* Data for analysis *
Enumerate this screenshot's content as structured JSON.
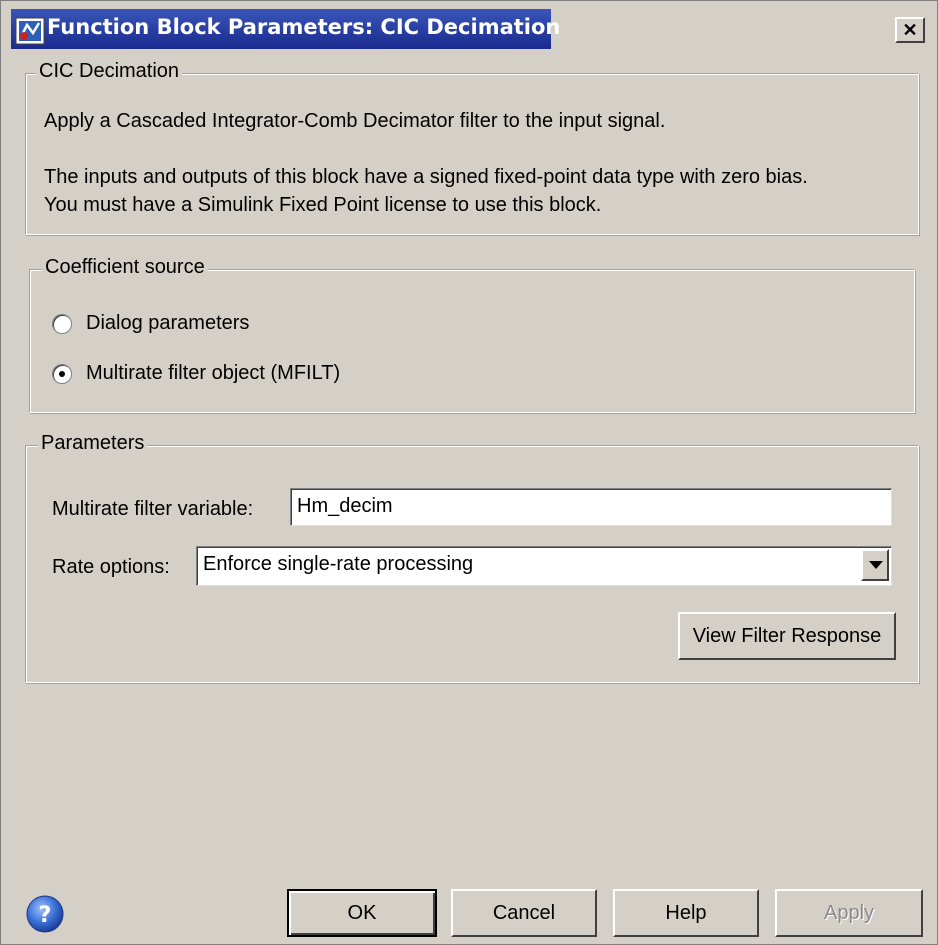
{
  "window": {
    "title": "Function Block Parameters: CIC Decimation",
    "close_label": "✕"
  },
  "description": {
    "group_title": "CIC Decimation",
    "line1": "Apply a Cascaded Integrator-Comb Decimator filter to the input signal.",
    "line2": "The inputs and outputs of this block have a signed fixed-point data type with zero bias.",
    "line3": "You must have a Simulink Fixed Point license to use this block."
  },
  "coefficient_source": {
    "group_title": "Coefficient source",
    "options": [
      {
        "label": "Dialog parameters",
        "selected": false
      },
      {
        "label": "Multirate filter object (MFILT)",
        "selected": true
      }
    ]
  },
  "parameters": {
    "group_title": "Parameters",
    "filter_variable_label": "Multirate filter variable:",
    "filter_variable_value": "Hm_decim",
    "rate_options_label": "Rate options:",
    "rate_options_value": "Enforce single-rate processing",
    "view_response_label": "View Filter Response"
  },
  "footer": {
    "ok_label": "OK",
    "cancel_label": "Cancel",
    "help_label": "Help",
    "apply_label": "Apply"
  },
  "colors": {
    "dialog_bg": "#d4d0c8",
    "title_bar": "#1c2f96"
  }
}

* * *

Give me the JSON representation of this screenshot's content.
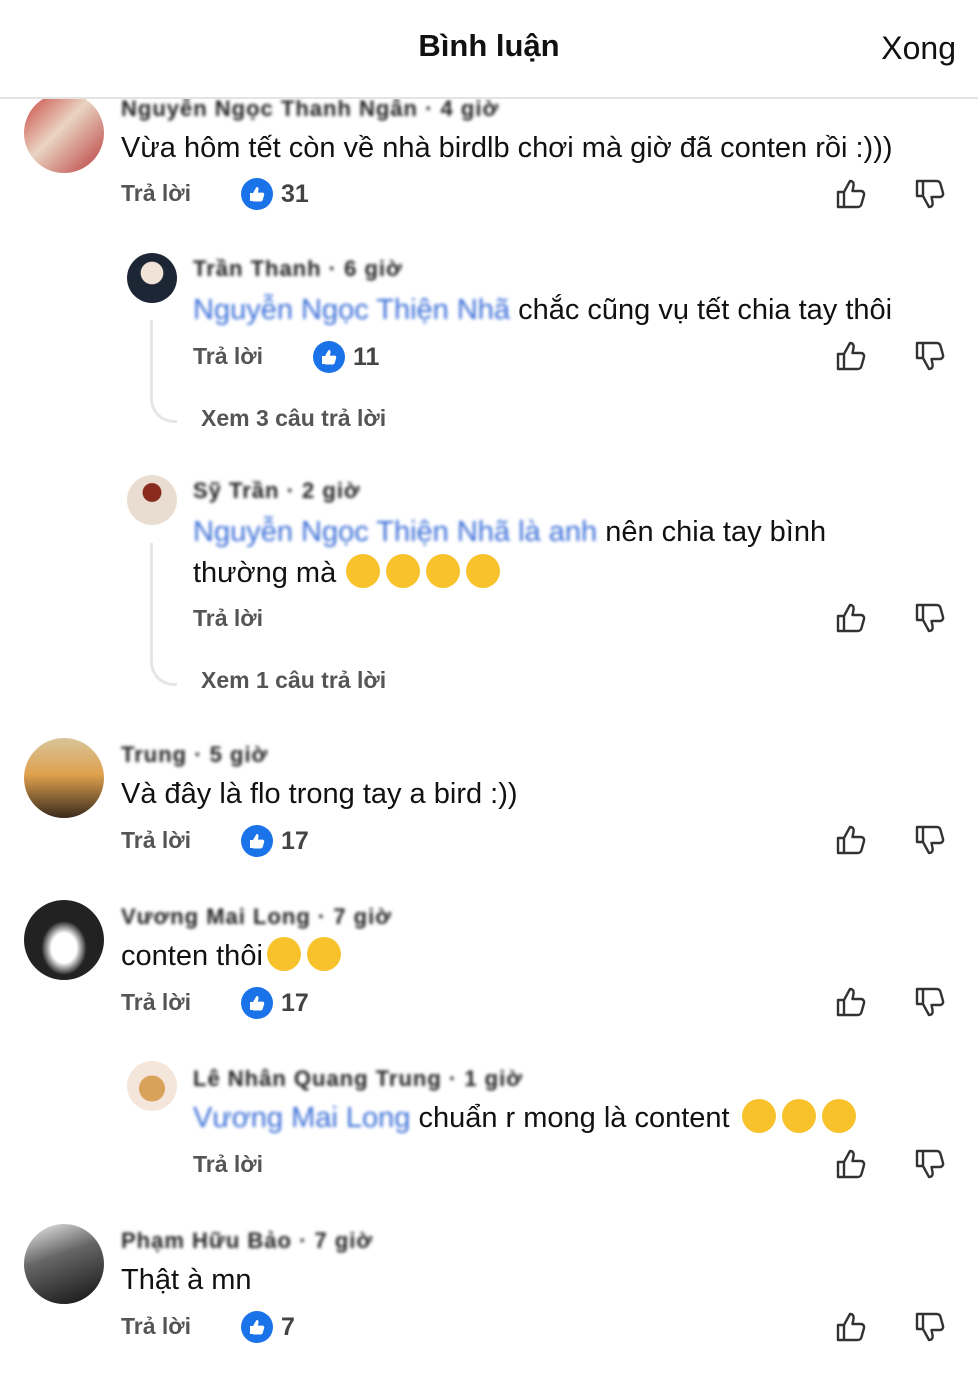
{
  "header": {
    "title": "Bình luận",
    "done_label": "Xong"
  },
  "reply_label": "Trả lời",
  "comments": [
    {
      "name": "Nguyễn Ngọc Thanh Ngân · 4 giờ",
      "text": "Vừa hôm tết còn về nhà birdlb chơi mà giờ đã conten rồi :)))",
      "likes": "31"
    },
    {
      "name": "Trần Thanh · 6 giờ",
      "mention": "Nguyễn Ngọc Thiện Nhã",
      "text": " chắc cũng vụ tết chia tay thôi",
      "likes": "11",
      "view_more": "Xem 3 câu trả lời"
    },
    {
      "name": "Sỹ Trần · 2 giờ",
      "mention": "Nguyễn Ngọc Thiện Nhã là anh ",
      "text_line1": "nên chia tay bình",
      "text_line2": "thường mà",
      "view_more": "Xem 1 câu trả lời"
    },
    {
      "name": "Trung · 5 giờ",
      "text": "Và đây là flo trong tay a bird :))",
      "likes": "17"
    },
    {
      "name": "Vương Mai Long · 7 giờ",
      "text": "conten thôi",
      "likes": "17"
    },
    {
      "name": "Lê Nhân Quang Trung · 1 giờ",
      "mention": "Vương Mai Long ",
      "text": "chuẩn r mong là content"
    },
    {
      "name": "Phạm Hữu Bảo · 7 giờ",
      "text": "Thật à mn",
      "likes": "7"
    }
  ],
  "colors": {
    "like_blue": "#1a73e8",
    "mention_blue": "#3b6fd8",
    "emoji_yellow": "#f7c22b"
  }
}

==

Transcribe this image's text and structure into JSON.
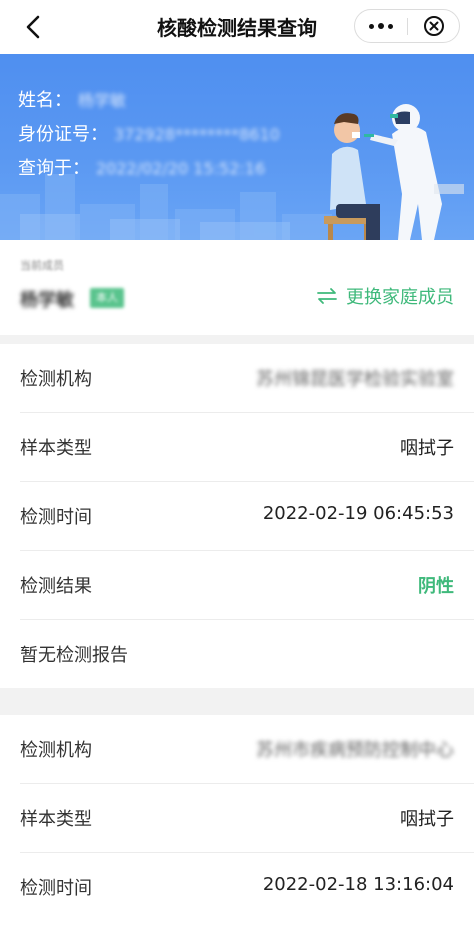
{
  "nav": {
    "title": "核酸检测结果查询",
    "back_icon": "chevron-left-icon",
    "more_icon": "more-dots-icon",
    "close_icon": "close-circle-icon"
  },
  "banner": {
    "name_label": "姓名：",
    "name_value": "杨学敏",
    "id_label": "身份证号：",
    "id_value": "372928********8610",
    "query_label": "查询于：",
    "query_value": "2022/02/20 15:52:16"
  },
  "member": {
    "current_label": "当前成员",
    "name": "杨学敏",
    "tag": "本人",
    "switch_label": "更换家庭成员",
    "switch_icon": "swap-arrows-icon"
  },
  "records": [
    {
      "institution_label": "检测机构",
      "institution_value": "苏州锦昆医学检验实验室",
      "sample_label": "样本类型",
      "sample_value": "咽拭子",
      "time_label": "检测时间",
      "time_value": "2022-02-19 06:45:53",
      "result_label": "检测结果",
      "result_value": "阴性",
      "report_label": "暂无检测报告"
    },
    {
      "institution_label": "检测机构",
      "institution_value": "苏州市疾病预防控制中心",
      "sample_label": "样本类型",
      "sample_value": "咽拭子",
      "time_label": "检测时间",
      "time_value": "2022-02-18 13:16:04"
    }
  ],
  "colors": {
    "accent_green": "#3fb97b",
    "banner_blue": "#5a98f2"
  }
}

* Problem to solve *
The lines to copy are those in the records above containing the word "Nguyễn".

* The completed task *
      "name": "Nguyễn Ngọc Thanh Ngân · 4 giờ",
      "mention": "Nguyễn Ngọc Thiện Nhã",
      "mention": "Nguyễn Ngọc Thiện Nhã là anh ",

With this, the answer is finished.